Applying the MQD Leads to Absurd Results When the SEC and Private Litigants Share Litigation Authority

Investors who have faced losses by purchasing unregistered securities may sue to recover those losses and, accordingly, several class action lawsuits have been filed on the grounds that purchased crypto assets are unregistered securities. As a prerequisite, litigants must first convince courts that the assets purchased are securities, which they do through the Howey test.

In these cases, it would be nonsensical to apply the MQD – which presupposes an evaluation of the “history and the breadth of the authority that [the agency] has asserted” – as the SEC is not a party. There is no agency “claim of ‘unheralded’ regulatory power” or effort “to make a ‘radical or fundamental change’ to a statutory scheme” because there is no agency claim at all. Howey’s application is all that should matter.

At the same time, if courts were to apply the MQD to cases brought by the SEC against those same crypto issuers and conclude that the securities laws do not apply notwithstanding Howey, opinions governing the SEC’s and private litigants’ actions would collide. The principle that an issue decided on the merits need not be re-litigated in future cases would be impossible to apply.


Judicial enforcement actions operating without accompanying legislative agency actions should exist outside the MQD’s domain. Although the Supreme Court could, of course, modify the Howey test or determine that it is not the appropriate way to determine what is an investment contract, the doctrine does not apply to the SEC’s crypto-related enforcement actions.

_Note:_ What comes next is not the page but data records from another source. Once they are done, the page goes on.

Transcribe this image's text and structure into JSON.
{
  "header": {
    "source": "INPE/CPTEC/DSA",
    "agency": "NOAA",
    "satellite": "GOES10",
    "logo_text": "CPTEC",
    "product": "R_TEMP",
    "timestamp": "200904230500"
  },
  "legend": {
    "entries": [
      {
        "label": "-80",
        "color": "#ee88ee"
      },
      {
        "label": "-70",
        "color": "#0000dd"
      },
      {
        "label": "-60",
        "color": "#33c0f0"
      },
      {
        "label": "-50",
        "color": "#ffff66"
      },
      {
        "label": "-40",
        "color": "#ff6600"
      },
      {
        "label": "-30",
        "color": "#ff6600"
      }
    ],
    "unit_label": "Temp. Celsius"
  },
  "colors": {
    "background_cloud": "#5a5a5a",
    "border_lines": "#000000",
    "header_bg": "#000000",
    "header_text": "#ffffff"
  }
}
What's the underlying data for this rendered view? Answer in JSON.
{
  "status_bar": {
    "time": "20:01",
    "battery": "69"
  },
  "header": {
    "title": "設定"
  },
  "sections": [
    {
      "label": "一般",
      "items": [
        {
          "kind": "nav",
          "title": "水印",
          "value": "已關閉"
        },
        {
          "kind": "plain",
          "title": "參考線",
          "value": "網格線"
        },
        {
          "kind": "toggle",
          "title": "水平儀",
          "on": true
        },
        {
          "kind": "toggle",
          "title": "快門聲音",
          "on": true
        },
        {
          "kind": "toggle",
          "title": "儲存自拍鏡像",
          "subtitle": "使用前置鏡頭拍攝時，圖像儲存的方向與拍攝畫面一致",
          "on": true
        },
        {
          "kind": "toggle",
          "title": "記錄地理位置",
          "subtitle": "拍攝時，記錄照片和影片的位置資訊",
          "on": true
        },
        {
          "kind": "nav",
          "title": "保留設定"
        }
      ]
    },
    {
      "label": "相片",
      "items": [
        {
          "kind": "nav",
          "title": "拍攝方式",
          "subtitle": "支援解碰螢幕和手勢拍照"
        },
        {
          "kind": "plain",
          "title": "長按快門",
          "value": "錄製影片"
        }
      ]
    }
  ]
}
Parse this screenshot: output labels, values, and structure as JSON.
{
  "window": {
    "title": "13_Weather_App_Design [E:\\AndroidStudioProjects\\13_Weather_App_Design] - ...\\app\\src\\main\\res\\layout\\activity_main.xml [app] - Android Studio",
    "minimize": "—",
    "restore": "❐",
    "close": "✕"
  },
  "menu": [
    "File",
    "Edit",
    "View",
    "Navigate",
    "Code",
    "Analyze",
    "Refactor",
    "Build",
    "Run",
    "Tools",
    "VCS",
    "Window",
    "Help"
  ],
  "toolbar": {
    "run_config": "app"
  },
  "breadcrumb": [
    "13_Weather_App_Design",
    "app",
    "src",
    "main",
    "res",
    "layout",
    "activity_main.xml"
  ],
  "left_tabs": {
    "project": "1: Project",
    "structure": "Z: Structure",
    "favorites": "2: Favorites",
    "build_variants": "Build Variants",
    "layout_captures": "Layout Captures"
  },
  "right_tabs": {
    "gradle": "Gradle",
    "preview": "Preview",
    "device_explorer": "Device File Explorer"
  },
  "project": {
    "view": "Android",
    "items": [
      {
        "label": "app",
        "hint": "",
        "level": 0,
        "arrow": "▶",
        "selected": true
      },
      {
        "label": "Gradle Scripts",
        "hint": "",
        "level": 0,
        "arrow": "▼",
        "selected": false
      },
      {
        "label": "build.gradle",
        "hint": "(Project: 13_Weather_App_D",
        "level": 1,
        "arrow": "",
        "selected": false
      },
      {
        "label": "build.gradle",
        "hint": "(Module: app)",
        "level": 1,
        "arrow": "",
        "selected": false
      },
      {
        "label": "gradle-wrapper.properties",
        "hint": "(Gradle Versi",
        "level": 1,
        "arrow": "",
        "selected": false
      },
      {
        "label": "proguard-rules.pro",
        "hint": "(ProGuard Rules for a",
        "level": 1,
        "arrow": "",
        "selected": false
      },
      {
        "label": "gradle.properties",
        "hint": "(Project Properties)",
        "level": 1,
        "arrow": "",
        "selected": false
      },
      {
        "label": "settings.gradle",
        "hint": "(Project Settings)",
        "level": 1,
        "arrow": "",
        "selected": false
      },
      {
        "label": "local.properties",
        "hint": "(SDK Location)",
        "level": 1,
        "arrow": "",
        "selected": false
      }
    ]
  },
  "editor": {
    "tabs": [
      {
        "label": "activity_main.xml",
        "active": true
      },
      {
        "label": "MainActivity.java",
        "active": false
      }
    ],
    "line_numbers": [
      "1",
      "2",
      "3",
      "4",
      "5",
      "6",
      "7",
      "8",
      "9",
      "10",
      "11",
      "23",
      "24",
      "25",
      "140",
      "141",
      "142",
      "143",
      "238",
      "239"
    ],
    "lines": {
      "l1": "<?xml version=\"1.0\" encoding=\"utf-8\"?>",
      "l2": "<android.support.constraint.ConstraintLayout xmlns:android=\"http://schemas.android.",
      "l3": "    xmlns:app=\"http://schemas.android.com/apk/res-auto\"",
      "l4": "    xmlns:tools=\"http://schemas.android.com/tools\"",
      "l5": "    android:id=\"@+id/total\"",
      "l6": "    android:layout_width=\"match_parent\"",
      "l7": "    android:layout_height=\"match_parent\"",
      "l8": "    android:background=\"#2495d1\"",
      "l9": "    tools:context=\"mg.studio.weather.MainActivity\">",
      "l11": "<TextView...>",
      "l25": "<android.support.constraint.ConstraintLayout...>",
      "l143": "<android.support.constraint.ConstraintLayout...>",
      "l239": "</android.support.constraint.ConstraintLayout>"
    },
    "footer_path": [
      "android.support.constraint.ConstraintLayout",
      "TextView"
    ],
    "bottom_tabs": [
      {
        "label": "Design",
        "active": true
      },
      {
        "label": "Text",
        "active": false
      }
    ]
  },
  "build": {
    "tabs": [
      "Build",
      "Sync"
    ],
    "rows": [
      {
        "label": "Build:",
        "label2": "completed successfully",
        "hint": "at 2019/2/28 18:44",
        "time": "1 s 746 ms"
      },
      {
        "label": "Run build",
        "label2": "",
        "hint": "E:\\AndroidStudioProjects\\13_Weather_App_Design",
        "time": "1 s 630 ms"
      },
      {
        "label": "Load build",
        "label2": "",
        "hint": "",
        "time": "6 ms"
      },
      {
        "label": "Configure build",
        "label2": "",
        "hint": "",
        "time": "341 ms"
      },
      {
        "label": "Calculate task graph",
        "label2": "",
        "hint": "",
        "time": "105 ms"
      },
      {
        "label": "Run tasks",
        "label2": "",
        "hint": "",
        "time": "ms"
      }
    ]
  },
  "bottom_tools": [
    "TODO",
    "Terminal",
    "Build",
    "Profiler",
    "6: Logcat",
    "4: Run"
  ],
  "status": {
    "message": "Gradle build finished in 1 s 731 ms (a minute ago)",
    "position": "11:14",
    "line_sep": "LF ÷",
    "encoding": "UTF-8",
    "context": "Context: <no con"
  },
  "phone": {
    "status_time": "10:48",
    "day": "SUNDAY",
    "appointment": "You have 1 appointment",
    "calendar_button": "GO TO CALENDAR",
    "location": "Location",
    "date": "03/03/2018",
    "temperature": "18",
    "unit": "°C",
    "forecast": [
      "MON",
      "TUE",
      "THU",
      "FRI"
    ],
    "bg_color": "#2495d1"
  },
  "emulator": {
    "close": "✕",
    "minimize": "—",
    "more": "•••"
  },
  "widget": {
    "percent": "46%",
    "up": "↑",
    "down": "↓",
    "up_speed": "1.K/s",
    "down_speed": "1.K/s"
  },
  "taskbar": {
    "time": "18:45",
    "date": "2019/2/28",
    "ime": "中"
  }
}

This post comes to us from Todd Phillips, assistant professor at Georgia State University’s Robinson College of Business, and Beau Baumann, a PhD student at Yale Law School. It is based on their  article, “The Major Questions Doctrine’s Domain,” forthcoming in the Brooklyn Law Review and available here.